Since January, those same state health officials issued new rules that prohibit in-person inspections of death certificates at county clerks’ offices in the state. That change came after someone at MDHHS caught wind the Ingham County clerk was allowing journalists there to inspect death certificates in-person at her office to create their own list.
This absurd curtain pulling by state officials to obscure otherwise public records is baffling. Most information contained in a death certificate is released routinely by county medical examiners in autopsy reports.
Probably more perplexing was an offer by the state health overseers to provide death certificates so long as the folks requesting them paid a $30 fee for each certified copy. So, in their book, the information is public, but only if someone is willing to pay roughly $482,000 to get it.
That’s a duplicitous response considering those records were created and are maintained on taxpayers’ dime.
Such murky machinations leave us wondering why state officials who repeatedly remind us of the toll COVID-19 has taken on our state would institute such an information tax? Why wouldn’t they be willing to provide us the database they rely upon to make policy decisions that affect us all? Why wouldn’t they be willing to provide Michiganders the names behind that most important number?

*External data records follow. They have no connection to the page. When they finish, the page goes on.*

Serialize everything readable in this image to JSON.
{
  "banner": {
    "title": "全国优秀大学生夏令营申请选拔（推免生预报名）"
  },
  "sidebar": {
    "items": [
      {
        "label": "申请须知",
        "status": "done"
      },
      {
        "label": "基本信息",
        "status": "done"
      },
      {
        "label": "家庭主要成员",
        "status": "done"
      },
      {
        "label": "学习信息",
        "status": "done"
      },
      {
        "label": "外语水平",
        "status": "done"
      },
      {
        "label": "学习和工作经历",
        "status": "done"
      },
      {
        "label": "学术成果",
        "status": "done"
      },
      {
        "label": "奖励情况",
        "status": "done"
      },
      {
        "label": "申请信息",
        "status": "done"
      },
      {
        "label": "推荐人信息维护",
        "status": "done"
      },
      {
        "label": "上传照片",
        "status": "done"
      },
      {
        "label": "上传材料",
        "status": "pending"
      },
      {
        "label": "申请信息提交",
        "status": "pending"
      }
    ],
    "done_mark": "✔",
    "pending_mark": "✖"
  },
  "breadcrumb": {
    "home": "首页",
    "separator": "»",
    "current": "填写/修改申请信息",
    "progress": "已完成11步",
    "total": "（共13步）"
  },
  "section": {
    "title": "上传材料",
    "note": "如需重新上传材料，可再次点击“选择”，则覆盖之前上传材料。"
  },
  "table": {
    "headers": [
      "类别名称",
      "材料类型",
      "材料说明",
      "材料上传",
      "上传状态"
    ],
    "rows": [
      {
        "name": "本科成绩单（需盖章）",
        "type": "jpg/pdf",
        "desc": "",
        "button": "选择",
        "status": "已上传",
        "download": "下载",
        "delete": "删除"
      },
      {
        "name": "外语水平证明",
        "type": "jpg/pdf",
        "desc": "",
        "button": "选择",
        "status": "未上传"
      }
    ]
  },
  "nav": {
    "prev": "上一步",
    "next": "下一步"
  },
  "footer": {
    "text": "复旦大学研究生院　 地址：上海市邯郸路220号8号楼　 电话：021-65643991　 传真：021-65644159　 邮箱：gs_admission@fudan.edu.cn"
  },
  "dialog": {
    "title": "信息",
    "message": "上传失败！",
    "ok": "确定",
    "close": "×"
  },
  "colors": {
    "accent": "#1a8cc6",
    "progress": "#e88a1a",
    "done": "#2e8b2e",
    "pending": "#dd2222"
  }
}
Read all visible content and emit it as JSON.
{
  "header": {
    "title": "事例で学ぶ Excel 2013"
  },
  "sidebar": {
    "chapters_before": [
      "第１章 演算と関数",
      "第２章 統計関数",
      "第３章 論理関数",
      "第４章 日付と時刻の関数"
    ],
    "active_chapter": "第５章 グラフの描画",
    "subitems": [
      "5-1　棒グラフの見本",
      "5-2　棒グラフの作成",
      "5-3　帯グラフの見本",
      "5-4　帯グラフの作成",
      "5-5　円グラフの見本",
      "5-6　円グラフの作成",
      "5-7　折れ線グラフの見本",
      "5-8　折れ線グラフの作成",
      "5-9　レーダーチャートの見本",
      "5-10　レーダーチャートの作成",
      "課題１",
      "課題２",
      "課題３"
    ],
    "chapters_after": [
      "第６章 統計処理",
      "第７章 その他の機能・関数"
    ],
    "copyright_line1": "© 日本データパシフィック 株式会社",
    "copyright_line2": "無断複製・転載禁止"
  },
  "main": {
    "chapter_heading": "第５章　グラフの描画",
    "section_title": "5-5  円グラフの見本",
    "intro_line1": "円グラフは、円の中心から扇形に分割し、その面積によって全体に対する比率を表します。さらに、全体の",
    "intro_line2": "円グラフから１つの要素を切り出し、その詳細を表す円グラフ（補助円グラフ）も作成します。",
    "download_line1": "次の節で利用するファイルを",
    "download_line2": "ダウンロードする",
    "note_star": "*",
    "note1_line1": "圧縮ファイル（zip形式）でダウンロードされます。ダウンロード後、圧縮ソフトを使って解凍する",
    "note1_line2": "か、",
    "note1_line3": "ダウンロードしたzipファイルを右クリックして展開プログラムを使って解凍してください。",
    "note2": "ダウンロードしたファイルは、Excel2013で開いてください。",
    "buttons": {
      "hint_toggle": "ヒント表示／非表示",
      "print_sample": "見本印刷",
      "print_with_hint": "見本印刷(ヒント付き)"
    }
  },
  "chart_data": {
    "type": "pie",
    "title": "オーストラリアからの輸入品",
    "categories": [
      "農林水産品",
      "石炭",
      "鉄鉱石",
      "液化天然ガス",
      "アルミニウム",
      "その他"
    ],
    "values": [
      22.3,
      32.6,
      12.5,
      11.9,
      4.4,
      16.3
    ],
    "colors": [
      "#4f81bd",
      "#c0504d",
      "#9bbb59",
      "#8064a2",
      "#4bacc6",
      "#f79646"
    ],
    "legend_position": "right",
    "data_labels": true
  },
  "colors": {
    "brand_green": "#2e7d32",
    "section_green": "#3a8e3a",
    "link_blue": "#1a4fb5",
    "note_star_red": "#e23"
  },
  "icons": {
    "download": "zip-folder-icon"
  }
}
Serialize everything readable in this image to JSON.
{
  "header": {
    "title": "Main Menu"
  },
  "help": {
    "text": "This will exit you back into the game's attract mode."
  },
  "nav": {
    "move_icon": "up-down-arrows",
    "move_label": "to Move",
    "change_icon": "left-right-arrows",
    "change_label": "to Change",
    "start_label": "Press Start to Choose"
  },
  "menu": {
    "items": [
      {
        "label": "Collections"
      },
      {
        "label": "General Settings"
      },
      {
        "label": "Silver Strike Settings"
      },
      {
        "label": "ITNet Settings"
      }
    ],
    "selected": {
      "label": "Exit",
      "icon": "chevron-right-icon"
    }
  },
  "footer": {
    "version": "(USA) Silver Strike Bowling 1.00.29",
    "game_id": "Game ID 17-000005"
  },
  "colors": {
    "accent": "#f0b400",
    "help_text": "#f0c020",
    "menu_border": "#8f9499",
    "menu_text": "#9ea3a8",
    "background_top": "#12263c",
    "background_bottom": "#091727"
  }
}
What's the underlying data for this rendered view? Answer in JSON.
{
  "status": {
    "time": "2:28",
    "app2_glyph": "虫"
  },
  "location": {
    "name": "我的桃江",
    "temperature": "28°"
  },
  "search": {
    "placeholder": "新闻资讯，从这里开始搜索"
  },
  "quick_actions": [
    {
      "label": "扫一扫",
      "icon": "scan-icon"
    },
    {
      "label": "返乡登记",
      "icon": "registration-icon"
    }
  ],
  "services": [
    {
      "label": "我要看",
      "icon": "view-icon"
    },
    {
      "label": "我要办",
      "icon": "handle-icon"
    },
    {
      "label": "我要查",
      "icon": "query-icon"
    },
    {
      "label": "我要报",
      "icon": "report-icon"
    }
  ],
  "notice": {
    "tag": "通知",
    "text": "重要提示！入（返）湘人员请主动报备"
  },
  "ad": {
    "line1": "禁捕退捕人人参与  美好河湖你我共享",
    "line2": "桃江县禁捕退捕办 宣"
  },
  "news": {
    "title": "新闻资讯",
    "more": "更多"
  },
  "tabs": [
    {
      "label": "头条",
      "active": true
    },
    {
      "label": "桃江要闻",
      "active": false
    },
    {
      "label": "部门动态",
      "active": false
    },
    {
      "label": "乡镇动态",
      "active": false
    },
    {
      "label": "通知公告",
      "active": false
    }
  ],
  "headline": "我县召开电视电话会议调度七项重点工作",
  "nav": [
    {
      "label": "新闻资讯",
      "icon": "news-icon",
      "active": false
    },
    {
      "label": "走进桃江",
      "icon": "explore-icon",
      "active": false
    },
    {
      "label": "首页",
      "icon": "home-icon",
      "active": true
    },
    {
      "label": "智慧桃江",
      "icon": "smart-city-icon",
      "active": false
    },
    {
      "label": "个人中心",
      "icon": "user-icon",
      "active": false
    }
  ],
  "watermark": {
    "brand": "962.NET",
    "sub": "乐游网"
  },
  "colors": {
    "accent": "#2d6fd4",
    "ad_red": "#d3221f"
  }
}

To date Michigan officials have attributed the deaths of more than 16,000 of our neighbors, family and friends to the COVID-19 pandemic.
It would be nice if we knew their names.
Alpena News. Feb. 26, 2021.
Editorial: Whitmer needs to consider restaurants’ proposal
We’ll begin with this statement: We do not believe you can negotiate with a virus. Unlike most any other public policy issue, COVID-19 cares nothing for our political compromise or bipartisanship, and only science can tell us what will truly keep us safe.
That said, one major weakness in the state and federal government’s coronavirus response has been a lack of definition about what “safe” really means. We understand that cases, hospitalization rates, and deaths going up is bad and the inverse is good, but no one has ever clearly articulated what threshold might trigger action. How bad do things have to get before we shut things down again? How good before we open? Is there some data point that triggers something in between?
The government has shared lots of data, which is useful and appreciated, but never said exactly what the data should say for us to expect change.
In the absence of such clear guidelines, we are left — at least seemingly — waiting on the whims of whoever occupies the White House or the governor’s office to tell us when we can get back to work. No matter how hard the president or governor works behind the scenes to make his or her decisions based on science, the lack of benchmarks leaves the government open to criticism as “tyrants” and “dictators” single-handedly controlling our lives.
It also adds to confusion and uncertainty that cause real harm in people’s lives and stifles the economy.
So we are intrigued by a recent proposal from Michigan restaurant advocates to link the tightening and loosening of indoor dining restrictions directly to specific data points.
We don’t know if the data the restaurants want to use is the right data or if their benchmarks are the right benchmarks, but imposing some sort of clear guardrails would bring some level of certainty and hope to what has been a full year of confusion and worry.
The restaurateurs’ proposal at least seems like a good starting point for a discussion, and a proposal made in good faith about how we can best balance the real harm caused by a downed economy with the real harm caused by the pandemic.
We hope Gov. Gretchen Whitmer’s team is looking at the proposal carefully and, if that’s not the right set of metrics, that she tells us why.